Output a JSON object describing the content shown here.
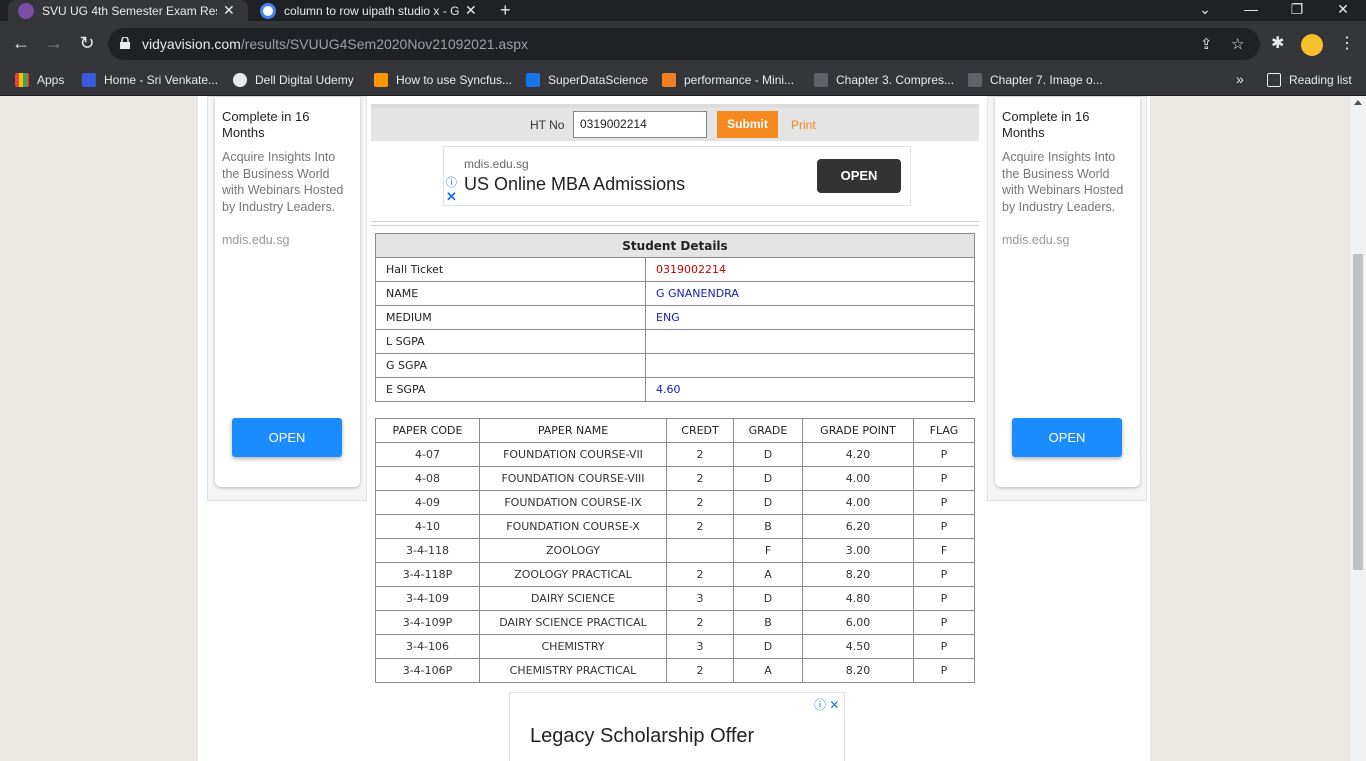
{
  "browser": {
    "tabs": [
      {
        "title": "SVU UG 4th Semester Exam Resu",
        "close": "✕",
        "active": true
      },
      {
        "title": "column to row uipath studio x - G",
        "close": "✕",
        "active": false
      }
    ],
    "new_tab": "+",
    "window_controls": {
      "tabsearch": "⌄",
      "minimize": "—",
      "restore": "❐",
      "close": "✕"
    },
    "url_host": "vidyavision.com",
    "url_path": "/results/SVUUG4Sem2020Nov21092021.aspx",
    "bookmarks": [
      {
        "label": "Apps",
        "color": "#e8453c"
      },
      {
        "label": "Home - Sri Venkate...",
        "color": "#3b5bdb"
      },
      {
        "label": "Dell Digital Udemy",
        "color": "#e8eaed"
      },
      {
        "label": "How to use Syncfus...",
        "color": "#ff9800"
      },
      {
        "label": "SuperDataScience",
        "color": "#1a73e8"
      },
      {
        "label": "performance - Mini...",
        "color": "#f48024"
      },
      {
        "label": "Chapter 3. Compres...",
        "color": "#5f6368"
      },
      {
        "label": "Chapter 7. Image o...",
        "color": "#5f6368"
      }
    ],
    "more_bookmarks": "»",
    "reading_list": "Reading list"
  },
  "side_ad": {
    "title": "Complete in 16 Months",
    "body": "Acquire Insights Into the Business World with Webinars Hosted by Industry Leaders.",
    "domain": "mdis.edu.sg",
    "button": "OPEN"
  },
  "form": {
    "label": "HT No",
    "value": "0319002214",
    "submit": "Submit",
    "print": "Print"
  },
  "top_ad": {
    "domain": "mdis.edu.sg",
    "title": "US Online MBA Admissions",
    "button": "OPEN"
  },
  "details": {
    "heading": "Student Details",
    "rows": [
      {
        "key": "Hall Ticket",
        "value": "0319002214"
      },
      {
        "key": "NAME",
        "value": "G GNANENDRA"
      },
      {
        "key": "MEDIUM",
        "value": "ENG"
      },
      {
        "key": "L SGPA",
        "value": ""
      },
      {
        "key": "G SGPA",
        "value": ""
      },
      {
        "key": "E SGPA",
        "value": "4.60"
      }
    ]
  },
  "marks": {
    "headers": [
      "PAPER CODE",
      "PAPER NAME",
      "CREDT",
      "GRADE",
      "GRADE POINT",
      "FLAG"
    ],
    "rows": [
      [
        "4-07",
        "FOUNDATION COURSE-VII",
        "2",
        "D",
        "4.20",
        "P"
      ],
      [
        "4-08",
        "FOUNDATION COURSE-VIII",
        "2",
        "D",
        "4.00",
        "P"
      ],
      [
        "4-09",
        "FOUNDATION COURSE-IX",
        "2",
        "D",
        "4.00",
        "P"
      ],
      [
        "4-10",
        "FOUNDATION COURSE-X",
        "2",
        "B",
        "6.20",
        "P"
      ],
      [
        "3-4-118",
        "ZOOLOGY",
        "",
        "F",
        "3.00",
        "F"
      ],
      [
        "3-4-118P",
        "ZOOLOGY PRACTICAL",
        "2",
        "A",
        "8.20",
        "P"
      ],
      [
        "3-4-109",
        "DAIRY SCIENCE",
        "3",
        "D",
        "4.80",
        "P"
      ],
      [
        "3-4-109P",
        "DAIRY SCIENCE PRACTICAL",
        "2",
        "B",
        "6.00",
        "P"
      ],
      [
        "3-4-106",
        "CHEMISTRY",
        "3",
        "D",
        "4.50",
        "P"
      ],
      [
        "3-4-106P",
        "CHEMISTRY PRACTICAL",
        "2",
        "A",
        "8.20",
        "P"
      ]
    ]
  },
  "bottom_ad": {
    "title": "Legacy Scholarship Offer"
  }
}
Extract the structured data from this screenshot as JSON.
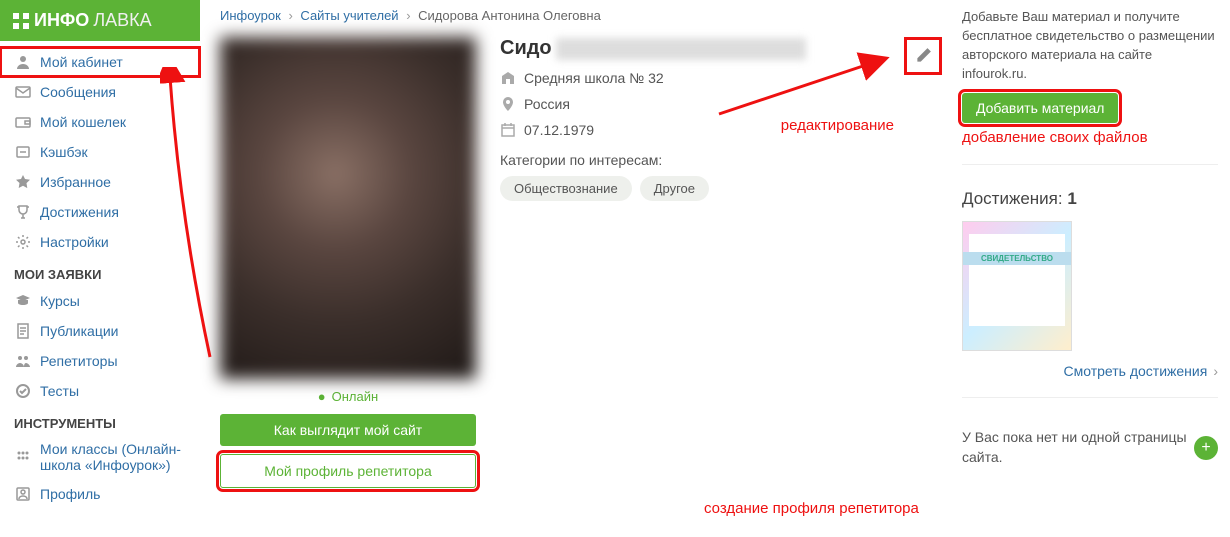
{
  "logo": {
    "part1": "ИНФО",
    "part2": "ЛАВКА"
  },
  "sidebar": {
    "items": [
      {
        "label": "Мой кабинет",
        "icon": "user"
      },
      {
        "label": "Сообщения",
        "icon": "mail"
      },
      {
        "label": "Мой кошелек",
        "icon": "wallet"
      },
      {
        "label": "Кэшбэк",
        "icon": "cashback"
      },
      {
        "label": "Избранное",
        "icon": "star"
      },
      {
        "label": "Достижения",
        "icon": "trophy"
      },
      {
        "label": "Настройки",
        "icon": "gear"
      }
    ],
    "section1_title": "МОИ ЗАЯВКИ",
    "section1_items": [
      {
        "label": "Курсы",
        "icon": "grad"
      },
      {
        "label": "Публикации",
        "icon": "doc"
      },
      {
        "label": "Репетиторы",
        "icon": "people"
      },
      {
        "label": "Тесты",
        "icon": "check"
      }
    ],
    "section2_title": "ИНСТРУМЕНТЫ",
    "section2_items": [
      {
        "label": "Мои классы (Онлайн-школа «Инфоурок»)",
        "icon": "group"
      },
      {
        "label": "Профиль",
        "icon": "profile"
      }
    ]
  },
  "breadcrumb": {
    "a": "Инфоурок",
    "b": "Сайты учителей",
    "c": "Сидорова Антонина Олеговна"
  },
  "profile": {
    "name_prefix": "Сидо",
    "school": "Средняя школа № 32",
    "country": "Россия",
    "birthdate": "07.12.1979",
    "categories_label": "Категории по интересам:",
    "tags": [
      "Обществознание",
      "Другое"
    ],
    "online": "Онлайн",
    "btn_preview": "Как выглядит мой сайт",
    "btn_tutor": "Мой профиль репетитора"
  },
  "annotations": {
    "edit": "редактирование",
    "tutor": "создание профиля репетитора",
    "add_files": "добавление своих файлов"
  },
  "right": {
    "promo": "Добавьте Ваш материал и получите бесплатное свидетельство о размещении авторского материала на сайте infourok.ru.",
    "add_btn": "Добавить материал",
    "achieve_title": "Достижения:",
    "achieve_count": "1",
    "achieve_link": "Смотреть достижения",
    "site_note": "У Вас пока нет ни одной страницы сайта."
  }
}
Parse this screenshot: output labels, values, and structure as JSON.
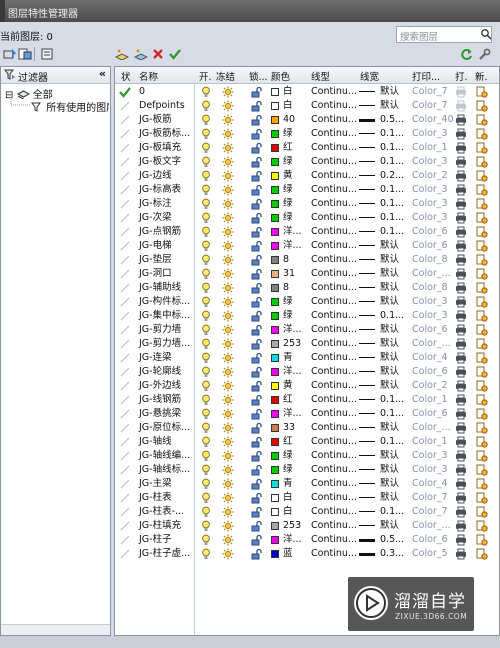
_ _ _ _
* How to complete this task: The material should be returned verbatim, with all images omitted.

* Solution for this problem:
Output a JSON object describing the content shown here.
{
  "browser": {
    "tabs": [
      {
        "title": "SVU UG 4th Semester Exam Resu",
        "close": "✕",
        "active": true
      },
      {
        "title": "column to row uipath studio x - G",
        "close": "✕",
        "active": false
      }
    ],
    "new_tab": "+",
    "window_controls": {
      "tabsearch": "⌄",
      "minimize": "—",
      "restore": "❐",
      "close": "✕"
    },
    "url_host": "vidyavision.com",
    "url_path": "/results/SVUUG4Sem2020Nov21092021.aspx",
    "bookmarks": [
      {
        "label": "Apps",
        "color": "#e8453c"
      },
      {
        "label": "Home - Sri Venkate...",
        "color": "#3b5bdb"
      },
      {
        "label": "Dell Digital Udemy",
        "color": "#e8eaed"
      },
      {
        "label": "How to use Syncfus...",
        "color": "#ff9800"
      },
      {
        "label": "SuperDataScience",
        "color": "#1a73e8"
      },
      {
        "label": "performance - Mini...",
        "color": "#f48024"
      },
      {
        "label": "Chapter 3. Compres...",
        "color": "#5f6368"
      },
      {
        "label": "Chapter 7. Image o...",
        "color": "#5f6368"
      }
    ],
    "more_bookmarks": "»",
    "reading_list": "Reading list"
  },
  "side_ad": {
    "title": "Complete in 16 Months",
    "body": "Acquire Insights Into the Business World with Webinars Hosted by Industry Leaders.",
    "domain": "mdis.edu.sg",
    "button": "OPEN"
  },
  "form": {
    "label": "HT No",
    "value": "0319002214",
    "submit": "Submit",
    "print": "Print"
  },
  "top_ad": {
    "domain": "mdis.edu.sg",
    "title": "US Online MBA Admissions",
    "button": "OPEN"
  },
  "details": {
    "heading": "Student Details",
    "rows": [
      {
        "key": "Hall Ticket",
        "value": "0319002214"
      },
      {
        "key": "NAME",
        "value": "G GNANENDRA"
      },
      {
        "key": "MEDIUM",
        "value": "ENG"
      },
      {
        "key": "L SGPA",
        "value": ""
      },
      {
        "key": "G SGPA",
        "value": ""
      },
      {
        "key": "E SGPA",
        "value": "4.60"
      }
    ]
  },
  "marks": {
    "headers": [
      "PAPER CODE",
      "PAPER NAME",
      "CREDT",
      "GRADE",
      "GRADE POINT",
      "FLAG"
    ],
    "rows": [
      [
        "4-07",
        "FOUNDATION COURSE-VII",
        "2",
        "D",
        "4.20",
        "P"
      ],
      [
        "4-08",
        "FOUNDATION COURSE-VIII",
        "2",
        "D",
        "4.00",
        "P"
      ],
      [
        "4-09",
        "FOUNDATION COURSE-IX",
        "2",
        "D",
        "4.00",
        "P"
      ],
      [
        "4-10",
        "FOUNDATION COURSE-X",
        "2",
        "B",
        "6.20",
        "P"
      ],
      [
        "3-4-118",
        "ZOOLOGY",
        "",
        "F",
        "3.00",
        "F"
      ],
      [
        "3-4-118P",
        "ZOOLOGY PRACTICAL",
        "2",
        "A",
        "8.20",
        "P"
      ],
      [
        "3-4-109",
        "DAIRY SCIENCE",
        "3",
        "D",
        "4.80",
        "P"
      ],
      [
        "3-4-109P",
        "DAIRY SCIENCE PRACTICAL",
        "2",
        "B",
        "6.00",
        "P"
      ],
      [
        "3-4-106",
        "CHEMISTRY",
        "3",
        "D",
        "4.50",
        "P"
      ],
      [
        "3-4-106P",
        "CHEMISTRY PRACTICAL",
        "2",
        "A",
        "8.20",
        "P"
      ]
    ]
  },
  "bottom_ad": {
    "title": "Legacy Scholarship Offer"
  }
}
Extract the structured data from this screenshot as JSON.
{
  "logo": {
    "part1": "ИНФО",
    "part2": "ЛАВКА"
  },
  "sidebar": {
    "items": [
      {
        "label": "Мой кабинет",
        "icon": "user"
      },
      {
        "label": "Сообщения",
        "icon": "mail"
      },
      {
        "label": "Мой кошелек",
        "icon": "wallet"
      },
      {
        "label": "Кэшбэк",
        "icon": "cashback"
      },
      {
        "label": "Избранное",
        "icon": "star"
      },
      {
        "label": "Достижения",
        "icon": "trophy"
      },
      {
        "label": "Настройки",
        "icon": "gear"
      }
    ],
    "section1_title": "МОИ ЗАЯВКИ",
    "section1_items": [
      {
        "label": "Курсы",
        "icon": "grad"
      },
      {
        "label": "Публикации",
        "icon": "doc"
      },
      {
        "label": "Репетиторы",
        "icon": "people"
      },
      {
        "label": "Тесты",
        "icon": "check"
      }
    ],
    "section2_title": "ИНСТРУМЕНТЫ",
    "section2_items": [
      {
        "label": "Мои классы (Онлайн-школа «Инфоурок»)",
        "icon": "group"
      },
      {
        "label": "Профиль",
        "icon": "profile"
      }
    ]
  },
  "breadcrumb": {
    "a": "Инфоурок",
    "b": "Сайты учителей",
    "c": "Сидорова Антонина Олеговна"
  },
  "profile": {
    "name_prefix": "Сидо",
    "school": "Средняя школа № 32",
    "country": "Россия",
    "birthdate": "07.12.1979",
    "categories_label": "Категории по интересам:",
    "tags": [
      "Обществознание",
      "Другое"
    ],
    "online": "Онлайн",
    "btn_preview": "Как выглядит мой сайт",
    "btn_tutor": "Мой профиль репетитора"
  },
  "annotations": {
    "edit": "редактирование",
    "tutor": "создание профиля репетитора",
    "add_files": "добавление своих файлов"
  },
  "right": {
    "promo": "Добавьте Ваш материал и получите бесплатное свидетельство о размещении авторского материала на сайте infourok.ru.",
    "add_btn": "Добавить материал",
    "achieve_title": "Достижения:",
    "achieve_count": "1",
    "achieve_link": "Смотреть достижения",
    "site_note": "У Вас пока нет ни одной страницы сайта."
  }
}
Parse this screenshot: output labels, values, and structure as JSON.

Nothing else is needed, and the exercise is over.